Luckily for me I’m surrounded by super capable veterans/primary investigators that for them, this field season is a walk in the park. However, I had no idea we would spend collaboratively more than twice the time preparing for a field season than actually being IN THE FIELD. And on top of that, a good chunk of being ‘in the field’ has nothing to do with conducting any science. Jet fuel, propane, kersosene, generators, solar panels, planes with cargo weight limits, flight/weather conditions, waste management, 800+ lbs of food……

Stephen Parmiter in the East Bay Camp food trent
Stephen Parmiter in the East Bay Camp food trent

What food? Where are the stores in Iqaluit? How do I contact people (I was one of the unfortunates without cell service…). Where do I pick up shipped cargo, personal safety gear, ammunition, antennas, radios? How much does an ATV weigh? Don’t forget to pack scopes, binoculars, cooking gear and the boat motors on the plane, I kept relaying to myself. As you can see, for a detail oriented person, I was in over drive.

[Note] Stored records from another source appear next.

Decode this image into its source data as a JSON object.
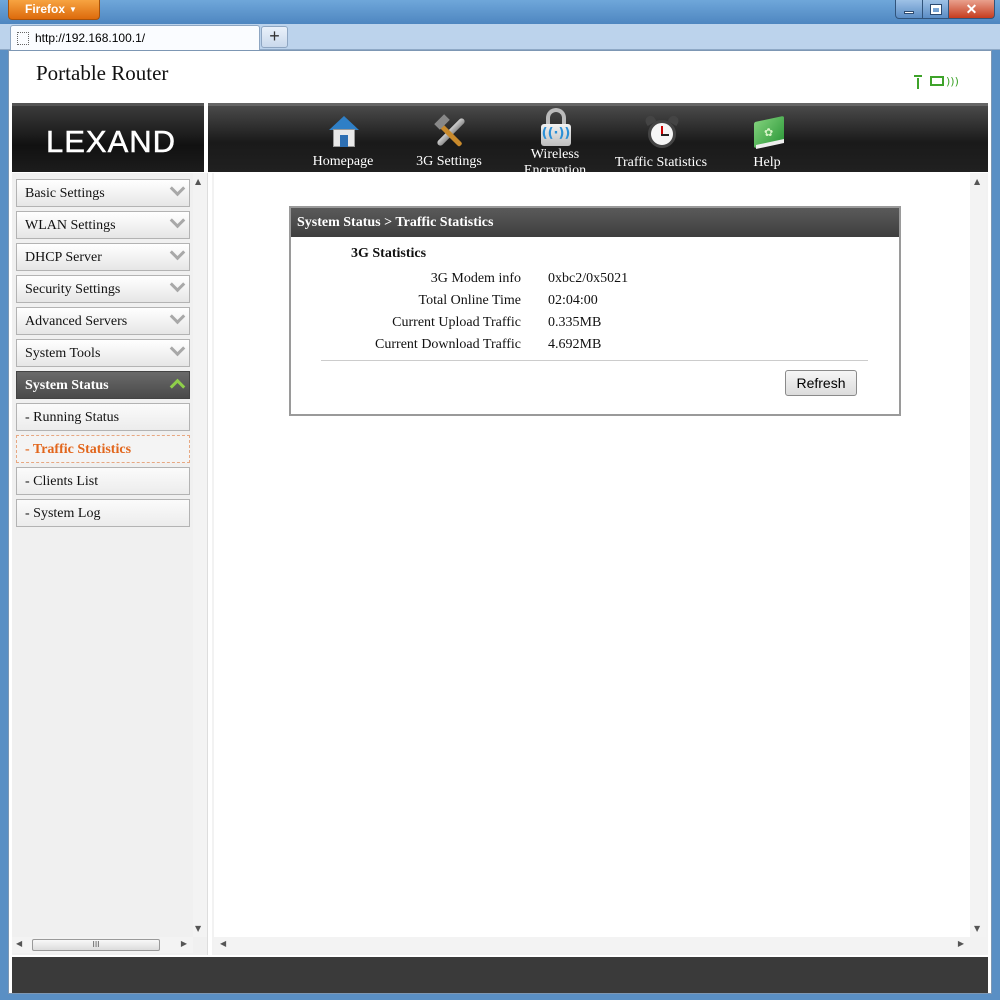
{
  "browser": {
    "app_button": "Firefox",
    "tab_url": "http://192.168.100.1/",
    "new_tab": "+",
    "close_symbol": "✕"
  },
  "site": {
    "title": "Portable Router",
    "logo": "LEXAND"
  },
  "nav": {
    "items": [
      {
        "label": "Homepage",
        "icon": "house-icon"
      },
      {
        "label": "3G Settings",
        "icon": "tools-icon"
      },
      {
        "label": "Wireless Encryption",
        "icon": "lock-wifi-icon"
      },
      {
        "label": "Traffic Statistics",
        "icon": "alarm-clock-icon"
      },
      {
        "label": "Help",
        "icon": "book-icon"
      }
    ]
  },
  "sidebar": {
    "items": [
      {
        "label": "Basic Settings"
      },
      {
        "label": "WLAN Settings"
      },
      {
        "label": "DHCP Server"
      },
      {
        "label": "Security Settings"
      },
      {
        "label": "Advanced Servers"
      },
      {
        "label": "System Tools"
      },
      {
        "label": "System Status"
      },
      {
        "label": "- Running Status"
      },
      {
        "label": "- Traffic Statistics"
      },
      {
        "label": "- Clients List"
      },
      {
        "label": "- System Log"
      }
    ],
    "scroll_thumb_grip": "III"
  },
  "panel": {
    "heading": "System Status > Traffic Statistics",
    "section_title": "3G Statistics",
    "rows": [
      {
        "key": "3G Modem info",
        "value": "0xbc2/0x5021"
      },
      {
        "key": "Total Online Time",
        "value": "02:04:00"
      },
      {
        "key": "Current Upload Traffic",
        "value": "0.335MB"
      },
      {
        "key": "Current Download Traffic",
        "value": "4.692MB"
      }
    ],
    "refresh_label": "Refresh"
  },
  "colors": {
    "accent_orange": "#e2661c",
    "status_green": "#3ea32a",
    "chrome_blue": "#5a8fc4"
  }
}
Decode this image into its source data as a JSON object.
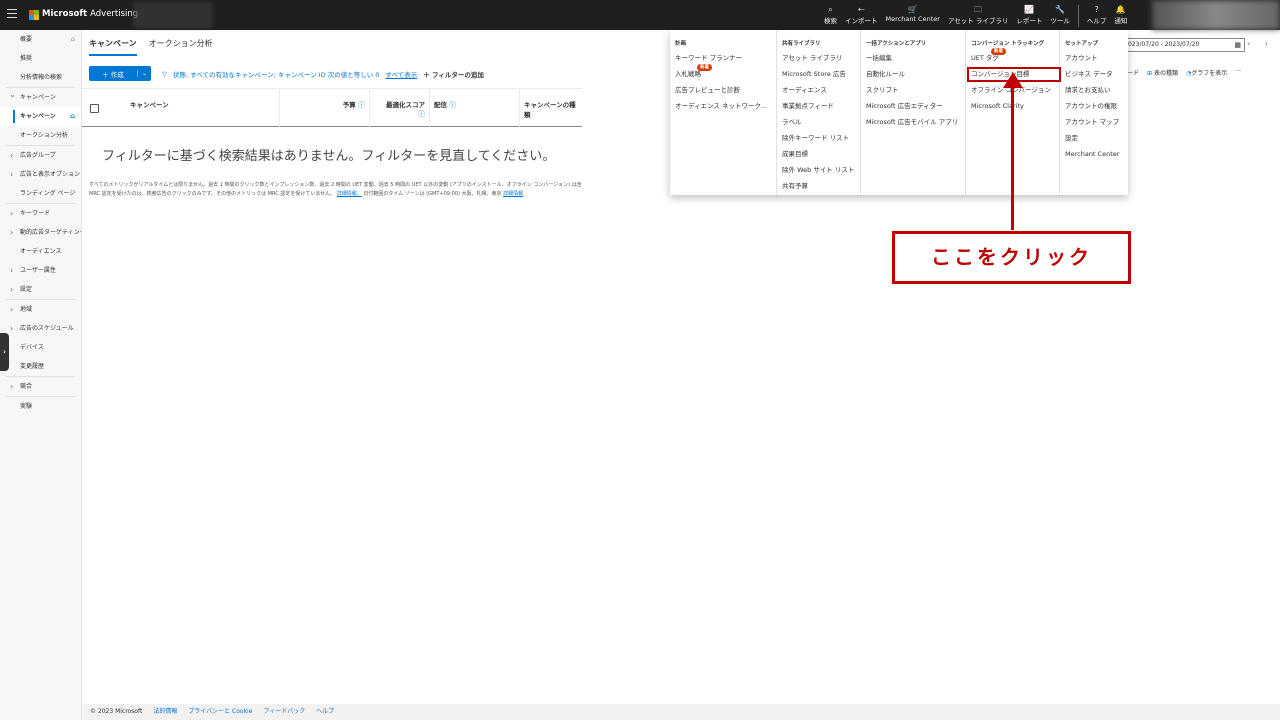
{
  "topbar": {
    "brand": "Microsoft",
    "product": "Advertising",
    "actions": [
      {
        "icon": "search-icon",
        "glyph": "⌕",
        "label": "検索"
      },
      {
        "icon": "import-icon",
        "glyph": "⇠",
        "label": "インポート"
      },
      {
        "icon": "cart-icon",
        "glyph": "🛒",
        "label": "Merchant Center"
      },
      {
        "icon": "library-icon",
        "glyph": "🗀",
        "label": "アセット ライブラリ"
      },
      {
        "icon": "chart-icon",
        "glyph": "📈",
        "label": "レポート"
      },
      {
        "icon": "wrench-icon",
        "glyph": "🔧",
        "label": "ツール"
      },
      {
        "icon": "help-icon",
        "glyph": "?",
        "label": "ヘルプ"
      },
      {
        "icon": "bell-icon",
        "glyph": "🔔",
        "label": "通知"
      }
    ]
  },
  "leftnav": {
    "items": [
      {
        "label": "概要",
        "kind": "plain"
      },
      {
        "label": "推奨",
        "kind": "plain"
      },
      {
        "label": "分析情報の検索",
        "kind": "plain"
      },
      {
        "label": "キャンペーン",
        "kind": "open"
      },
      {
        "label": "キャンペーン",
        "kind": "active"
      },
      {
        "label": "オークション分析",
        "kind": "sub"
      },
      {
        "label": "広告グループ",
        "kind": "caret"
      },
      {
        "label": "広告と表示オプション",
        "kind": "caret"
      },
      {
        "label": "ランディング ページ",
        "kind": "sub"
      },
      {
        "label": "キーワード",
        "kind": "caret"
      },
      {
        "label": "動的広告ターゲティング",
        "kind": "caret"
      },
      {
        "label": "オーディエンス",
        "kind": "sub"
      },
      {
        "label": "ユーザー属性",
        "kind": "caret"
      },
      {
        "label": "設定",
        "kind": "caret"
      },
      {
        "label": "地域",
        "kind": "caret"
      },
      {
        "label": "広告のスケジュール",
        "kind": "caret"
      },
      {
        "label": "デバイス",
        "kind": "sub"
      },
      {
        "label": "変更履歴",
        "kind": "plain"
      },
      {
        "label": "競合",
        "kind": "caret"
      },
      {
        "label": "実験",
        "kind": "plain"
      }
    ]
  },
  "main": {
    "tabs": [
      "キャンペーン",
      "オークション分析"
    ],
    "create_label": "＋ 作成",
    "filter": {
      "status": "状態: すべての有効なキャンペーン; キャンペーン ID 次の値と等しい 0",
      "show_all": "すべて表示",
      "add": "＋ フィルターの追加"
    },
    "columns": {
      "campaign": "キャンペーン",
      "budget": "予算",
      "opt_score": "最適化スコア",
      "delivery": "配信",
      "type": "キャンペーンの種類"
    },
    "empty_message": "フィルターに基づく検索結果はありません。フィルターを見直してください。",
    "note_line1": "すべてのメトリックがリアルタイムとは限りません。過去 1 時間のクリック数とインプレッション数、過去 2 時間の UET 変動、過去 5 時間の UET 以外の変動 (アプリのインストール、オフライン コンバージョン) は含",
    "note_line2_a": "MRC 認定を受けたのは、検索広告のクリックのみです。その他のメトリックは MRC 認定を受けていません。",
    "note_link1": "詳細情報。",
    "note_line2_b": "日付範囲のタイム ゾーンは (GMT+09:00) 大阪、札幌、東京",
    "note_link2": "詳細情報"
  },
  "right": {
    "daterange": "023/07/20 - 2023/07/20",
    "tools": [
      "ード",
      "表の種類",
      "グラフを表示",
      "···"
    ]
  },
  "mega_menu": {
    "columns": [
      {
        "header": "計画",
        "items": [
          "キーワード プランナー",
          "入札戦略",
          "広告プレビューと診断",
          "オーディエンス ネットワーク..."
        ]
      },
      {
        "header": "共有ライブラリ",
        "items": [
          "アセット ライブラリ",
          "Microsoft Store 広告",
          "オーディエンス",
          "事業拠点フィード",
          "ラベル",
          "除外キーワード リスト",
          "成果目標",
          "除外 Web サイト リスト",
          "共有予算"
        ]
      },
      {
        "header": "一括アクションとアプリ",
        "items": [
          "一括編集",
          "自動化ルール",
          "スクリプト",
          "Microsoft 広告エディター",
          "Microsoft 広告モバイル アプリ"
        ]
      },
      {
        "header": "コンバージョン トラッキング",
        "items": [
          "UET タグ",
          "コンバージョン目標",
          "オフライン コンバージョン",
          "Microsoft Clarity"
        ]
      },
      {
        "header": "セットアップ",
        "items": [
          "アカウント",
          "ビジネス データ",
          "請求とお支払い",
          "アカウントの権限",
          "アカウント マップ",
          "設定",
          "Merchant Center"
        ]
      }
    ],
    "badge_new": "新着"
  },
  "annotation": {
    "callout": "ここをクリック"
  },
  "footer": {
    "copyright": "© 2023 Microsoft",
    "links": [
      "法的情報",
      "プライバシーと Cookie",
      "フィードバック",
      "ヘルプ"
    ]
  },
  "colors": {
    "accent": "#0078d4",
    "annotation": "#c00000",
    "badge": "#d83b01"
  }
}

Victoria Putinski inside a Twin Otter full of gear
Victoria Putinski inside a Twin Otter full of gear

How we purely exist in areas this remote is a task requiring the efforts of dozens of people both on site and down back in Civilization (aka the Ottawa home base). Additionally, satellite phone check-in calls are made each day to the Polar Continental Shelf Program (PCSP), a lovely group of people, keeping tabs on us camp folk, helping coordinate flights and relaying messages. This is not some small town show, this is a Big Apple Production. It is also one of the most fun experiences I’ve ever had.

Me and the crew in the warehouse....we spent a fair amount of time in here weighing boxes, organizing and generating inventory lists.
Me and the crew in the warehouse….we spent a fair amount of time in here weighing boxes, organizing and generating inventory lists.

I’ve been in Iqaluit for several days; long, full working days and I’m realizing how this kind of work doesn’t happen without the assistance of a huge network of great people. I can’t imagine a better two months. One thing I can say right now is that this is a unique kind of learning experience.

Stephen Parmiter, Heather Mariash and Emma Davis loading the plane! A wee bit of anxiety may be seen in this photo.....
Stephen Parmiter, Heather Mariash and Emma Davis loading the plane! A wee bit of anxiety may be seen in this photo…..